_Task to carry out_.
List every line below containing "overlay".

-------- Records for this exercise --------

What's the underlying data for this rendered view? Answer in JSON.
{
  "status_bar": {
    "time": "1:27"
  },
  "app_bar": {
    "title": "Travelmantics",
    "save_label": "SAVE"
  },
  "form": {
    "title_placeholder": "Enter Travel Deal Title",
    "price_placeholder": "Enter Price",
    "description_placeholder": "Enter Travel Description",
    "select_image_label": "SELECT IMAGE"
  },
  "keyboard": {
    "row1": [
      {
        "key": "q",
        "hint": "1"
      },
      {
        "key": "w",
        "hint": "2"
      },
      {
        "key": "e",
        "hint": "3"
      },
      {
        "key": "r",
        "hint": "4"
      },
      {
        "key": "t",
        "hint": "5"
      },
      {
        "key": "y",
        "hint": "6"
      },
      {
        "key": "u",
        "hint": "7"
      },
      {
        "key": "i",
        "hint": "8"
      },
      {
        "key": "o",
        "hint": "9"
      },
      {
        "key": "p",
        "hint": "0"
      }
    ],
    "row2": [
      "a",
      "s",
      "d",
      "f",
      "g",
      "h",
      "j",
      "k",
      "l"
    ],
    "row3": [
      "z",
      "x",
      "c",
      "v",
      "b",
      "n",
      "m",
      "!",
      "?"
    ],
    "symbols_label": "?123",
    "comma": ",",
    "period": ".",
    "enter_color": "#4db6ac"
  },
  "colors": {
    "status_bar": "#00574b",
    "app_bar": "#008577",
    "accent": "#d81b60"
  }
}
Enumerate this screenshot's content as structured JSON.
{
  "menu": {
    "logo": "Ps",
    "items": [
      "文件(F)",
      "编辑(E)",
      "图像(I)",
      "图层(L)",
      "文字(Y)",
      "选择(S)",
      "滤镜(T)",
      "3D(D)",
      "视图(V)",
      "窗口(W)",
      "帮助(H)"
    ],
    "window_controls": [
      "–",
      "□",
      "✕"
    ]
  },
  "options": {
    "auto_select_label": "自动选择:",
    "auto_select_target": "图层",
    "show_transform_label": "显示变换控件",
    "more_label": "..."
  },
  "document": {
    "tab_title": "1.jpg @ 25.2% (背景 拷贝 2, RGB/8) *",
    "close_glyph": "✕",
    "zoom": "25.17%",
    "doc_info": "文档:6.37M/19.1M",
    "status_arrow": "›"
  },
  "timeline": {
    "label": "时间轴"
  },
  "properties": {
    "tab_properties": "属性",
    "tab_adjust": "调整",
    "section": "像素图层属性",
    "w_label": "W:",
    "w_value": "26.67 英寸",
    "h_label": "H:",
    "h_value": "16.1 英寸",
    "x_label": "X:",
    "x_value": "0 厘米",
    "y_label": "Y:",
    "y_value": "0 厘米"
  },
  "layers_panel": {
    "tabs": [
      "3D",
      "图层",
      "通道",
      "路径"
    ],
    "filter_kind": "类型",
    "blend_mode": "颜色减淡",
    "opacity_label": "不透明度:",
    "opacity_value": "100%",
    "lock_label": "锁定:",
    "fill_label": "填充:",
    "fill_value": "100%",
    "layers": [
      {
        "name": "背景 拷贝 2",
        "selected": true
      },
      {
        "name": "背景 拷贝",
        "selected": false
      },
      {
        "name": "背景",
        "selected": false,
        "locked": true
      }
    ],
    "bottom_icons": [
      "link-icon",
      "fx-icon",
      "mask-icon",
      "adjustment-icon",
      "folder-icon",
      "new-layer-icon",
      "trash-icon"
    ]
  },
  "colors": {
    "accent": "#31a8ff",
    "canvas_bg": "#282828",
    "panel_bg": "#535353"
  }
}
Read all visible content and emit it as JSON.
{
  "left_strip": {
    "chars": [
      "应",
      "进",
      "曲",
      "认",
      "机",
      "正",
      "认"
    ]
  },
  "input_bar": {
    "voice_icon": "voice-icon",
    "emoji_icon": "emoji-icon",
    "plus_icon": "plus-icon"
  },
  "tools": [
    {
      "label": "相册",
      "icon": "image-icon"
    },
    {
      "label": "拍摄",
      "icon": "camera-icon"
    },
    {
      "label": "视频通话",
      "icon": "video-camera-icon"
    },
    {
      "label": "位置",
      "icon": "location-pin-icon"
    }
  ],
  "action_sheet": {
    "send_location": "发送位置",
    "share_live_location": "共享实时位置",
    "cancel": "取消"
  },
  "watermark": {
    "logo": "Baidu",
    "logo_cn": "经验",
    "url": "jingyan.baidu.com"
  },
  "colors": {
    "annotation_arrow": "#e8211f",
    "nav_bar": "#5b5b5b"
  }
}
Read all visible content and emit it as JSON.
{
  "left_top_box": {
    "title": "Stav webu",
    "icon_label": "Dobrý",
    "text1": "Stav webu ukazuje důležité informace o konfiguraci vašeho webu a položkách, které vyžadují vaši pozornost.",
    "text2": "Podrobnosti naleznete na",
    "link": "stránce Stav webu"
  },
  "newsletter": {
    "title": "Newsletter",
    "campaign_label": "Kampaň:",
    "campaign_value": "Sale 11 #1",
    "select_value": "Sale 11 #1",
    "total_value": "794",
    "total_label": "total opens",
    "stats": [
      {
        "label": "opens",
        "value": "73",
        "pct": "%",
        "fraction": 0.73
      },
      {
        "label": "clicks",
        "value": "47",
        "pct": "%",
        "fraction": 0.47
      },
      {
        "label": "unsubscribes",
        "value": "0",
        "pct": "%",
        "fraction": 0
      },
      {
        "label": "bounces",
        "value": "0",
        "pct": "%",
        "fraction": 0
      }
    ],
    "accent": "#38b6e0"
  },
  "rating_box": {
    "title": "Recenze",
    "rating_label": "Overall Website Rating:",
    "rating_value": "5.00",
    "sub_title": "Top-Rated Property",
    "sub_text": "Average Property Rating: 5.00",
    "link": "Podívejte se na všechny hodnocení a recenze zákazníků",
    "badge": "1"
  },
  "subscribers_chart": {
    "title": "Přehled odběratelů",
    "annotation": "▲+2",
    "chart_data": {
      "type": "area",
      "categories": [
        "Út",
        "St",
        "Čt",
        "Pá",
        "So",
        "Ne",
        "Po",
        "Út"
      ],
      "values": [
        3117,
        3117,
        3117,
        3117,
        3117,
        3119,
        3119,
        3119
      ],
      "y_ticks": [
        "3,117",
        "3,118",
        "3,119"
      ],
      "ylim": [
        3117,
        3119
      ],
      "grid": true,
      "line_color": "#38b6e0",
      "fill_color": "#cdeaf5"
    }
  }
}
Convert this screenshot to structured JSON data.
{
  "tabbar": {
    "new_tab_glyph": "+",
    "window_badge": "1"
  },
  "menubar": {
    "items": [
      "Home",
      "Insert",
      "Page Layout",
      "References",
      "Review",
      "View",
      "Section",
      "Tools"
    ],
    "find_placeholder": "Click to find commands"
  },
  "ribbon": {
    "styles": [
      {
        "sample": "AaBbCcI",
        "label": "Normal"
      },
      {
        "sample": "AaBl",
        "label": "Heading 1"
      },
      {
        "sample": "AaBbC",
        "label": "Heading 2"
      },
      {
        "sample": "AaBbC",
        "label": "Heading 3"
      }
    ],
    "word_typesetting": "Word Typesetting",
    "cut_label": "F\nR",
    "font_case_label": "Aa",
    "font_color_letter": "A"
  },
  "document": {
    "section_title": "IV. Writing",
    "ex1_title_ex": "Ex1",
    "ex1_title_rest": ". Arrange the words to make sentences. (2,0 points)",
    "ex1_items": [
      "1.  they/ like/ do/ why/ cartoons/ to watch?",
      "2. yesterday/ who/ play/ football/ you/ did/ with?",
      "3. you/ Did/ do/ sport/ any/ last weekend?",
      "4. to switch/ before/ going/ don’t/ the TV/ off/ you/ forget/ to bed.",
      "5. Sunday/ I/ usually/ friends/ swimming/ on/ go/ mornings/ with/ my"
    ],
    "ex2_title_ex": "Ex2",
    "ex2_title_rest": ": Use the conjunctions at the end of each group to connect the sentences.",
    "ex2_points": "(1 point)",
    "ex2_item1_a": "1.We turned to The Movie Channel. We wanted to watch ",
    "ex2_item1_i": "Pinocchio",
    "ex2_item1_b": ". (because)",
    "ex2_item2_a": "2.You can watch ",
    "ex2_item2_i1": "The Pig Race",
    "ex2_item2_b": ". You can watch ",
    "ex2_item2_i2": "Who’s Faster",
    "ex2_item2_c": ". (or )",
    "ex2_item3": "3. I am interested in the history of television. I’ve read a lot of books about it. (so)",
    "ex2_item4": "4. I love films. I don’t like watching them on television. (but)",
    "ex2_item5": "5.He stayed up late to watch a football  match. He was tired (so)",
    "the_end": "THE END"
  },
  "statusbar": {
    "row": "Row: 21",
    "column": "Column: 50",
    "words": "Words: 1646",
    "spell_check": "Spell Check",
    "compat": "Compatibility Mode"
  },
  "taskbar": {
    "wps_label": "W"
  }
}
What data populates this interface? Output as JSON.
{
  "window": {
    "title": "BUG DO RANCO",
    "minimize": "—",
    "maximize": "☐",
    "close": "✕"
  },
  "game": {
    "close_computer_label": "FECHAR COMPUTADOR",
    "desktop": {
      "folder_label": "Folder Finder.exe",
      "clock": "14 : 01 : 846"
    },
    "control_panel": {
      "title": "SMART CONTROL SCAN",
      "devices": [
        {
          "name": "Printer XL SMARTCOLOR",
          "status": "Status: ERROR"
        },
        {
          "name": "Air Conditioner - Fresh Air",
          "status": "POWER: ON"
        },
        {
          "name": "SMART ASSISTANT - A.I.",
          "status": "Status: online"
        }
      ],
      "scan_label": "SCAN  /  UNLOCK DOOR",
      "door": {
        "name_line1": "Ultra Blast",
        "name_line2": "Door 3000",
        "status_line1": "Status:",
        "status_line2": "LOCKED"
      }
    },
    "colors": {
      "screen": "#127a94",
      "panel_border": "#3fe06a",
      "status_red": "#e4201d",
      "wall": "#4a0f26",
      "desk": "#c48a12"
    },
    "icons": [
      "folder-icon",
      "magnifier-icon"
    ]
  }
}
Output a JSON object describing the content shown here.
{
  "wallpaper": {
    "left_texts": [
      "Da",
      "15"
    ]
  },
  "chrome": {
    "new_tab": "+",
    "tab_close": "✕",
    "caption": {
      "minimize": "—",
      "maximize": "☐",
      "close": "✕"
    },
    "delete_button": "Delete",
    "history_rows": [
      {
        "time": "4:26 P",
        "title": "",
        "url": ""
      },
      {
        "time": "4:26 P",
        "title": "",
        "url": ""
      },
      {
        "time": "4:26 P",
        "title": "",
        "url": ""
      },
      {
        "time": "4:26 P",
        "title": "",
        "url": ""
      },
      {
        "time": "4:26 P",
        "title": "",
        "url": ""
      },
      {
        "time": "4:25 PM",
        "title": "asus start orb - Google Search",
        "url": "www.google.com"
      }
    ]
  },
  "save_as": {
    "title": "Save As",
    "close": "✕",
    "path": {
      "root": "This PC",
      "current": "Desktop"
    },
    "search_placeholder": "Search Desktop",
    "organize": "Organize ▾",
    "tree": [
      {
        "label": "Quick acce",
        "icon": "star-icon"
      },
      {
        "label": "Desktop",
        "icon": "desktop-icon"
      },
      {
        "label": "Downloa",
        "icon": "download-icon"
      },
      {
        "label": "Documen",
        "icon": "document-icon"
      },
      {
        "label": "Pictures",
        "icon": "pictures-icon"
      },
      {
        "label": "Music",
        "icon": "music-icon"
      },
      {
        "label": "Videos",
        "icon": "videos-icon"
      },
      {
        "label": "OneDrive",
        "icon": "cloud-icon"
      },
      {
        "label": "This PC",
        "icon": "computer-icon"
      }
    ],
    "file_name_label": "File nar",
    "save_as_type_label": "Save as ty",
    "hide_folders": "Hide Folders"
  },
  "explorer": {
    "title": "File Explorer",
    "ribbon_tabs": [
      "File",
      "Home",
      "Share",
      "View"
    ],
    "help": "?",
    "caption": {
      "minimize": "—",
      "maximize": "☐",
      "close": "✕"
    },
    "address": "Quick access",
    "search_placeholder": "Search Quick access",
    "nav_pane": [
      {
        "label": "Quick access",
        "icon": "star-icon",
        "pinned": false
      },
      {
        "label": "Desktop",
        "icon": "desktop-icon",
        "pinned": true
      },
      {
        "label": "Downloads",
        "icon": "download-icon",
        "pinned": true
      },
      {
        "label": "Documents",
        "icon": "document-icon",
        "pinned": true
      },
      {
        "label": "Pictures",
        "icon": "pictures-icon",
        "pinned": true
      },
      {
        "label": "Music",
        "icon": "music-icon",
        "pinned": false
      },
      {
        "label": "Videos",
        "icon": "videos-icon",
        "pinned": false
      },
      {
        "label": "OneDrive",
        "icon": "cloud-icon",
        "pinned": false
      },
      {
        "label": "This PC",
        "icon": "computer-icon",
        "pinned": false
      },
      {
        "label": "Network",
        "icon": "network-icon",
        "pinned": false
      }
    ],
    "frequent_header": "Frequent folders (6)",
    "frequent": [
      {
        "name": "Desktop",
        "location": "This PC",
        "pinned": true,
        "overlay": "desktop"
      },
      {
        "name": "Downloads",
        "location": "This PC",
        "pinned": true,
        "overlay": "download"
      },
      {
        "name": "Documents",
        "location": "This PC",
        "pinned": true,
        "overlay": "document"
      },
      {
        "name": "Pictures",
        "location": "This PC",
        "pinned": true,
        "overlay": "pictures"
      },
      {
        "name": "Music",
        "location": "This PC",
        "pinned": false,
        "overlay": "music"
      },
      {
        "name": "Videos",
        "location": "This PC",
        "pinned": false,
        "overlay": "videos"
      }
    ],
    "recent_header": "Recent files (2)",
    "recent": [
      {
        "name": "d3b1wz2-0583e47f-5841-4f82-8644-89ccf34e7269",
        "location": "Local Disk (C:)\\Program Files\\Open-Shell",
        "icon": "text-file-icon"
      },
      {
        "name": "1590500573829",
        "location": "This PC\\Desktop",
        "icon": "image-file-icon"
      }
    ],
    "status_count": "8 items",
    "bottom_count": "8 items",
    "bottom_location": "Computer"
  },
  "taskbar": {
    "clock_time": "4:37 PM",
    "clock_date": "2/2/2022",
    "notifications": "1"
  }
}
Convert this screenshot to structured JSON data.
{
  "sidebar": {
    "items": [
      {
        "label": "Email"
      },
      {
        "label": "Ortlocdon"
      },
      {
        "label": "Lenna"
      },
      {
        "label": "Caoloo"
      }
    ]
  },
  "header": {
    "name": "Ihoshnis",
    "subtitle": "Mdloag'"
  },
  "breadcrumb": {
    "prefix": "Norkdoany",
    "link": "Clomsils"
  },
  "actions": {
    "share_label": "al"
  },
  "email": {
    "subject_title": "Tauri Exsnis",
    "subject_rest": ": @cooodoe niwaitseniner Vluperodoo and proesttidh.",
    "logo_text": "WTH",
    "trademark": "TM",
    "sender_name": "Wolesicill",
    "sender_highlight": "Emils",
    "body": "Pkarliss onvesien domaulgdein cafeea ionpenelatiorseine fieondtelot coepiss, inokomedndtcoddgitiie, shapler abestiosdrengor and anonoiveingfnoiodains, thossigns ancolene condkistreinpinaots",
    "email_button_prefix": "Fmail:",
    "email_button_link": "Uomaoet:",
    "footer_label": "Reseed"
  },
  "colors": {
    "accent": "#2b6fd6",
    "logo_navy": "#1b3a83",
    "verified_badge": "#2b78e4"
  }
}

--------

_Answer to this task_.
        "overlay": "desktop"
        "overlay": "download"
        "overlay": "document"
        "overlay": "pictures"
        "overlay": "music"
        "overlay": "videos"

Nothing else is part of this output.